Source records
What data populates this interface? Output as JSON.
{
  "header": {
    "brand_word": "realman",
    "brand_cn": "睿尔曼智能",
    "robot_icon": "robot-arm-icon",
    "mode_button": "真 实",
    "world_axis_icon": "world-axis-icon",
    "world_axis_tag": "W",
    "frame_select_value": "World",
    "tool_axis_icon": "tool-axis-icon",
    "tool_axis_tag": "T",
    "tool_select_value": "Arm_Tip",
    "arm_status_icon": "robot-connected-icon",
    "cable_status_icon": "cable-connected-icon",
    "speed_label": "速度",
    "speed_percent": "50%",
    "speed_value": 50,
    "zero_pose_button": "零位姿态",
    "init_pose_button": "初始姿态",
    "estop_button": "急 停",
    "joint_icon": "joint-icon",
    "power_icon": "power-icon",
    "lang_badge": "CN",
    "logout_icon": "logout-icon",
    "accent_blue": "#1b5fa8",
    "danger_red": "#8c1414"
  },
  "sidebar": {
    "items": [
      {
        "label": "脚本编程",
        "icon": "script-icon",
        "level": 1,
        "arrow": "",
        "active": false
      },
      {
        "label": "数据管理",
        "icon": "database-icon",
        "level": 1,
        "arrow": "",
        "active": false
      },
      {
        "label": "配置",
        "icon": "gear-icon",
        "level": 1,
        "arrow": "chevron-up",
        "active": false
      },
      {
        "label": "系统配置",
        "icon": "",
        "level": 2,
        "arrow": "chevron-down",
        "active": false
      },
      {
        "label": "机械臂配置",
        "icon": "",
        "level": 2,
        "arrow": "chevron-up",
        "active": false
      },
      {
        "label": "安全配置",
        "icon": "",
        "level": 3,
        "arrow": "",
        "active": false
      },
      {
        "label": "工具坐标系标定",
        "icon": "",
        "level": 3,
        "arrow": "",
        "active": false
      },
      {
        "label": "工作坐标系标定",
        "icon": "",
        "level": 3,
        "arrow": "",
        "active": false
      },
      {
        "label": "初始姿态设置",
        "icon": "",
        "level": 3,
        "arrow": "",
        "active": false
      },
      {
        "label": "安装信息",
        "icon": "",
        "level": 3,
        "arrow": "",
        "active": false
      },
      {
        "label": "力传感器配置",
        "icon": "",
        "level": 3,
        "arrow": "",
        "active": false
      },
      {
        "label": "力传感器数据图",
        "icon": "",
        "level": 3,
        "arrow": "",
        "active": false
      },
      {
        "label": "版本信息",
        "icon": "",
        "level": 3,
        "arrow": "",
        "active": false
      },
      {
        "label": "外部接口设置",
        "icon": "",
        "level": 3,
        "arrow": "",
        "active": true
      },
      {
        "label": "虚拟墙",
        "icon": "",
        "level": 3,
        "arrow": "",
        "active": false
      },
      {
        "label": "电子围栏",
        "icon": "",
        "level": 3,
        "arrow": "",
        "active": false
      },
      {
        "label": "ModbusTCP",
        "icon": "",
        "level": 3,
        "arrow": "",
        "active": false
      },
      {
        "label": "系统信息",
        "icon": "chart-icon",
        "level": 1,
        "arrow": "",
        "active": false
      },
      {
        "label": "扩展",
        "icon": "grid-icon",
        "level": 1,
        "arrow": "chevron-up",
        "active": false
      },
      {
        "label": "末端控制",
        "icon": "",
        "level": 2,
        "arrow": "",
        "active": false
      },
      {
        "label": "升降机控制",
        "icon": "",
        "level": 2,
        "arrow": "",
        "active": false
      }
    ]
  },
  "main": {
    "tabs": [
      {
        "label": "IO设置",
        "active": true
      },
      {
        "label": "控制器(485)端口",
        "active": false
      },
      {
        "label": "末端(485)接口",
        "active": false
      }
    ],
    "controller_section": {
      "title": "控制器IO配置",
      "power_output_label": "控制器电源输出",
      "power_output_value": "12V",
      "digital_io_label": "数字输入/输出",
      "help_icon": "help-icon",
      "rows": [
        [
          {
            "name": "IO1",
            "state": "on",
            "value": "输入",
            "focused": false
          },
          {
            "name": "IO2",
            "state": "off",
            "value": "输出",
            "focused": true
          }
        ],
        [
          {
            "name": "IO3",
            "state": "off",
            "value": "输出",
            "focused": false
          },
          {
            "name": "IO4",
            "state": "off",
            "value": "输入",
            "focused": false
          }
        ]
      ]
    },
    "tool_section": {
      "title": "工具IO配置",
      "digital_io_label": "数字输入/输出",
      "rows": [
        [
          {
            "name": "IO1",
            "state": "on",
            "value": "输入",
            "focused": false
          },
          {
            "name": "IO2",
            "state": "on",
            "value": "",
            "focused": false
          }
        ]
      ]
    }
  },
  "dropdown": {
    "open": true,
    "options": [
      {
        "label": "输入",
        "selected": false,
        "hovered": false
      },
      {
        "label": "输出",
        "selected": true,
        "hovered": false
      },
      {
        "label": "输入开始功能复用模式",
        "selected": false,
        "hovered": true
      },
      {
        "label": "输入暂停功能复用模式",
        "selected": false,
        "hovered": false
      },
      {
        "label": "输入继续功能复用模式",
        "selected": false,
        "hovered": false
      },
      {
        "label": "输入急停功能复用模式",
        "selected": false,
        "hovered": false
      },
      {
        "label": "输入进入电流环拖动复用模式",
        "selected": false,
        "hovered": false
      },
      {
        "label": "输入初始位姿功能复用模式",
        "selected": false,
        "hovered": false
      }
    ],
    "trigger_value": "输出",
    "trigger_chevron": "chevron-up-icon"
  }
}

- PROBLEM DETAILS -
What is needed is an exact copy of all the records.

- THE ANSWER -
What data populates this interface? Output as JSON.
{
  "header": {
    "brand_word": "realman",
    "brand_cn": "睿尔曼智能",
    "robot_icon": "robot-arm-icon",
    "mode_button": "真 实",
    "world_axis_icon": "world-axis-icon",
    "world_axis_tag": "W",
    "frame_select_value": "World",
    "tool_axis_icon": "tool-axis-icon",
    "tool_axis_tag": "T",
    "tool_select_value": "Arm_Tip",
    "arm_status_icon": "robot-connected-icon",
    "cable_status_icon": "cable-connected-icon",
    "speed_label": "速度",
    "speed_percent": "50%",
    "speed_value": 50,
    "zero_pose_button": "零位姿态",
    "init_pose_button": "初始姿态",
    "estop_button": "急 停",
    "joint_icon": "joint-icon",
    "power_icon": "power-icon",
    "lang_badge": "CN",
    "logout_icon": "logout-icon",
    "accent_blue": "#1b5fa8",
    "danger_red": "#8c1414"
  },
  "sidebar": {
    "items": [
      {
        "label": "脚本编程",
        "icon": "script-icon",
        "level": 1,
        "arrow": "",
        "active": false
      },
      {
        "label": "数据管理",
        "icon": "database-icon",
        "level": 1,
        "arrow": "",
        "active": false
      },
      {
        "label": "配置",
        "icon": "gear-icon",
        "level": 1,
        "arrow": "chevron-up",
        "active": false
      },
      {
        "label": "系统配置",
        "icon": "",
        "level": 2,
        "arrow": "chevron-down",
        "active": false
      },
      {
        "label": "机械臂配置",
        "icon": "",
        "level": 2,
        "arrow": "chevron-up",
        "active": false
      },
      {
        "label": "安全配置",
        "icon": "",
        "level": 3,
        "arrow": "",
        "active": false
      },
      {
        "label": "工具坐标系标定",
        "icon": "",
        "level": 3,
        "arrow": "",
        "active": false
      },
      {
        "label": "工作坐标系标定",
        "icon": "",
        "level": 3,
        "arrow": "",
        "active": false
      },
      {
        "label": "初始姿态设置",
        "icon": "",
        "level": 3,
        "arrow": "",
        "active": false
      },
      {
        "label": "安装信息",
        "icon": "",
        "level": 3,
        "arrow": "",
        "active": false
      },
      {
        "label": "力传感器配置",
        "icon": "",
        "level": 3,
        "arrow": "",
        "active": false
      },
      {
        "label": "力传感器数据图",
        "icon": "",
        "level": 3,
        "arrow": "",
        "active": false
      },
      {
        "label": "版本信息",
        "icon": "",
        "level": 3,
        "arrow": "",
        "active": false
      },
      {
        "label": "外部接口设置",
        "icon": "",
        "level": 3,
        "arrow": "",
        "active": true
      },
      {
        "label": "虚拟墙",
        "icon": "",
        "level": 3,
        "arrow": "",
        "active": false
      },
      {
        "label": "电子围栏",
        "icon": "",
        "level": 3,
        "arrow": "",
        "active": false
      },
      {
        "label": "ModbusTCP",
        "icon": "",
        "level": 3,
        "arrow": "",
        "active": false
      },
      {
        "label": "系统信息",
        "icon": "chart-icon",
        "level": 1,
        "arrow": "",
        "active": false
      },
      {
        "label": "扩展",
        "icon": "grid-icon",
        "level": 1,
        "arrow": "chevron-up",
        "active": false
      },
      {
        "label": "末端控制",
        "icon": "",
        "level": 2,
        "arrow": "",
        "active": false
      },
      {
        "label": "升降机控制",
        "icon": "",
        "level": 2,
        "arrow": "",
        "active": false
      }
    ]
  },
  "main": {
    "tabs": [
      {
        "label": "IO设置",
        "active": true
      },
      {
        "label": "控制器(485)端口",
        "active": false
      },
      {
        "label": "末端(485)接口",
        "active": false
      }
    ],
    "controller_section": {
      "title": "控制器IO配置",
      "power_output_label": "控制器电源输出",
      "power_output_value": "12V",
      "digital_io_label": "数字输入/输出",
      "help_icon": "help-icon",
      "rows": [
        [
          {
            "name": "IO1",
            "state": "on",
            "value": "输入",
            "focused": false
          },
          {
            "name": "IO2",
            "state": "off",
            "value": "输出",
            "focused": true
          }
        ],
        [
          {
            "name": "IO3",
            "state": "off",
            "value": "输出",
            "focused": false
          },
          {
            "name": "IO4",
            "state": "off",
            "value": "输入",
            "focused": false
          }
        ]
      ]
    },
    "tool_section": {
      "title": "工具IO配置",
      "digital_io_label": "数字输入/输出",
      "rows": [
        [
          {
            "name": "IO1",
            "state": "on",
            "value": "输入",
            "focused": false
          },
          {
            "name": "IO2",
            "state": "on",
            "value": "",
            "focused": false
          }
        ]
      ]
    }
  },
  "dropdown": {
    "open": true,
    "options": [
      {
        "label": "输入",
        "selected": false,
        "hovered": false
      },
      {
        "label": "输出",
        "selected": true,
        "hovered": false
      },
      {
        "label": "输入开始功能复用模式",
        "selected": false,
        "hovered": true
      },
      {
        "label": "输入暂停功能复用模式",
        "selected": false,
        "hovered": false
      },
      {
        "label": "输入继续功能复用模式",
        "selected": false,
        "hovered": false
      },
      {
        "label": "输入急停功能复用模式",
        "selected": false,
        "hovered": false
      },
      {
        "label": "输入进入电流环拖动复用模式",
        "selected": false,
        "hovered": false
      },
      {
        "label": "输入初始位姿功能复用模式",
        "selected": false,
        "hovered": false
      }
    ],
    "trigger_value": "输出",
    "trigger_chevron": "chevron-up-icon"
  }
}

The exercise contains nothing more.